=== Your instructions ===
Every line of the entries below that mentions "local" is to be copied out.

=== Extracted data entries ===

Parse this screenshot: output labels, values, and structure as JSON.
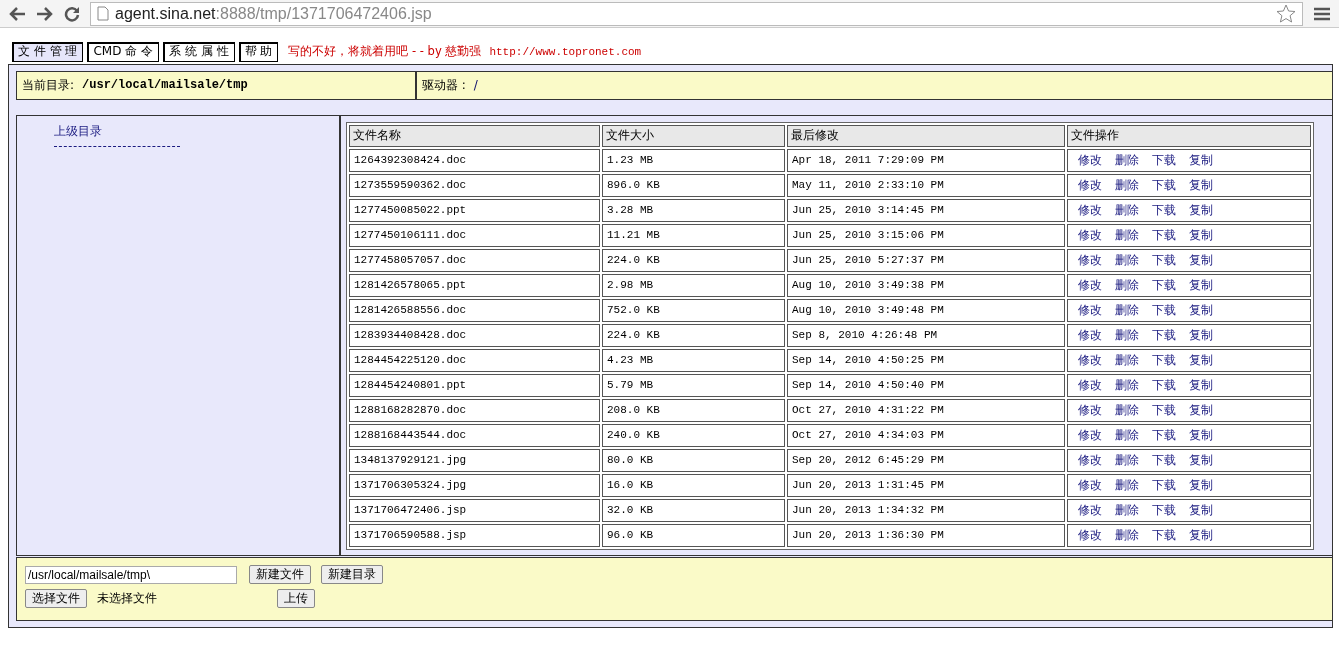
{
  "browser": {
    "url_host": "agent.sina.net",
    "url_rest": ":8888/tmp/1371706472406.jsp"
  },
  "menu": [
    {
      "label": "文 件 管 理",
      "selected": true
    },
    {
      "label": "CMD 命 令",
      "selected": false
    },
    {
      "label": "系 统 属 性",
      "selected": false
    },
    {
      "label": "帮 助",
      "selected": false
    }
  ],
  "tagline": "写的不好，将就着用吧 - - by 慈勤强",
  "tagline_url": "http://www.topronet.com",
  "current_dir": {
    "label": "当前目录:",
    "value": "/usr/local/mailsale/tmp"
  },
  "drive": {
    "label": "驱动器 :",
    "value": "/"
  },
  "parent_link": "上级目录",
  "table": {
    "columns": [
      "文件名称",
      "文件大小",
      "最后修改",
      "文件操作"
    ],
    "rows": [
      {
        "name": "1264392308424.doc",
        "size": "1.23 MB",
        "modified": "Apr 18, 2011 7:29:09 PM",
        "actions": [
          "修改",
          "删除",
          "下载",
          "复制"
        ]
      },
      {
        "name": "1273559590362.doc",
        "size": "896.0 KB",
        "modified": "May 11, 2010 2:33:10 PM",
        "actions": [
          "修改",
          "删除",
          "下载",
          "复制"
        ]
      },
      {
        "name": "1277450085022.ppt",
        "size": "3.28 MB",
        "modified": "Jun 25, 2010 3:14:45 PM",
        "actions": [
          "修改",
          "删除",
          "下载",
          "复制"
        ]
      },
      {
        "name": "1277450106111.doc",
        "size": "11.21 MB",
        "modified": "Jun 25, 2010 3:15:06 PM",
        "actions": [
          "修改",
          "删除",
          "下载",
          "复制"
        ]
      },
      {
        "name": "1277458057057.doc",
        "size": "224.0 KB",
        "modified": "Jun 25, 2010 5:27:37 PM",
        "actions": [
          "修改",
          "删除",
          "下载",
          "复制"
        ]
      },
      {
        "name": "1281426578065.ppt",
        "size": "2.98 MB",
        "modified": "Aug 10, 2010 3:49:38 PM",
        "actions": [
          "修改",
          "删除",
          "下载",
          "复制"
        ]
      },
      {
        "name": "1281426588556.doc",
        "size": "752.0 KB",
        "modified": "Aug 10, 2010 3:49:48 PM",
        "actions": [
          "修改",
          "删除",
          "下载",
          "复制"
        ]
      },
      {
        "name": "1283934408428.doc",
        "size": "224.0 KB",
        "modified": "Sep 8, 2010 4:26:48 PM",
        "actions": [
          "修改",
          "删除",
          "下载",
          "复制"
        ]
      },
      {
        "name": "1284454225120.doc",
        "size": "4.23 MB",
        "modified": "Sep 14, 2010 4:50:25 PM",
        "actions": [
          "修改",
          "删除",
          "下载",
          "复制"
        ]
      },
      {
        "name": "1284454240801.ppt",
        "size": "5.79 MB",
        "modified": "Sep 14, 2010 4:50:40 PM",
        "actions": [
          "修改",
          "删除",
          "下载",
          "复制"
        ]
      },
      {
        "name": "1288168282870.doc",
        "size": "208.0 KB",
        "modified": "Oct 27, 2010 4:31:22 PM",
        "actions": [
          "修改",
          "删除",
          "下载",
          "复制"
        ]
      },
      {
        "name": "1288168443544.doc",
        "size": "240.0 KB",
        "modified": "Oct 27, 2010 4:34:03 PM",
        "actions": [
          "修改",
          "删除",
          "下载",
          "复制"
        ]
      },
      {
        "name": "1348137929121.jpg",
        "size": "80.0 KB",
        "modified": "Sep 20, 2012 6:45:29 PM",
        "actions": [
          "修改",
          "删除",
          "下载",
          "复制"
        ]
      },
      {
        "name": "1371706305324.jpg",
        "size": "16.0 KB",
        "modified": "Jun 20, 2013 1:31:45 PM",
        "actions": [
          "修改",
          "删除",
          "下载",
          "复制"
        ]
      },
      {
        "name": "1371706472406.jsp",
        "size": "32.0 KB",
        "modified": "Jun 20, 2013 1:34:32 PM",
        "actions": [
          "修改",
          "删除",
          "下载",
          "复制"
        ]
      },
      {
        "name": "1371706590588.jsp",
        "size": "96.0 KB",
        "modified": "Jun 20, 2013 1:36:30 PM",
        "actions": [
          "修改",
          "删除",
          "下载",
          "复制"
        ]
      }
    ]
  },
  "path_field": {
    "value": "/usr/local/mailsale/tmp\\"
  },
  "buttons": [
    "新建文件",
    "新建目录"
  ],
  "file_picker": {
    "button": "选择文件",
    "status": "未选择文件"
  },
  "upload_button": "上传"
}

=== Expected answer ===
    "value": "/usr/local/mailsale/tmp"
    "value": "/usr/local/mailsale/tmp\\"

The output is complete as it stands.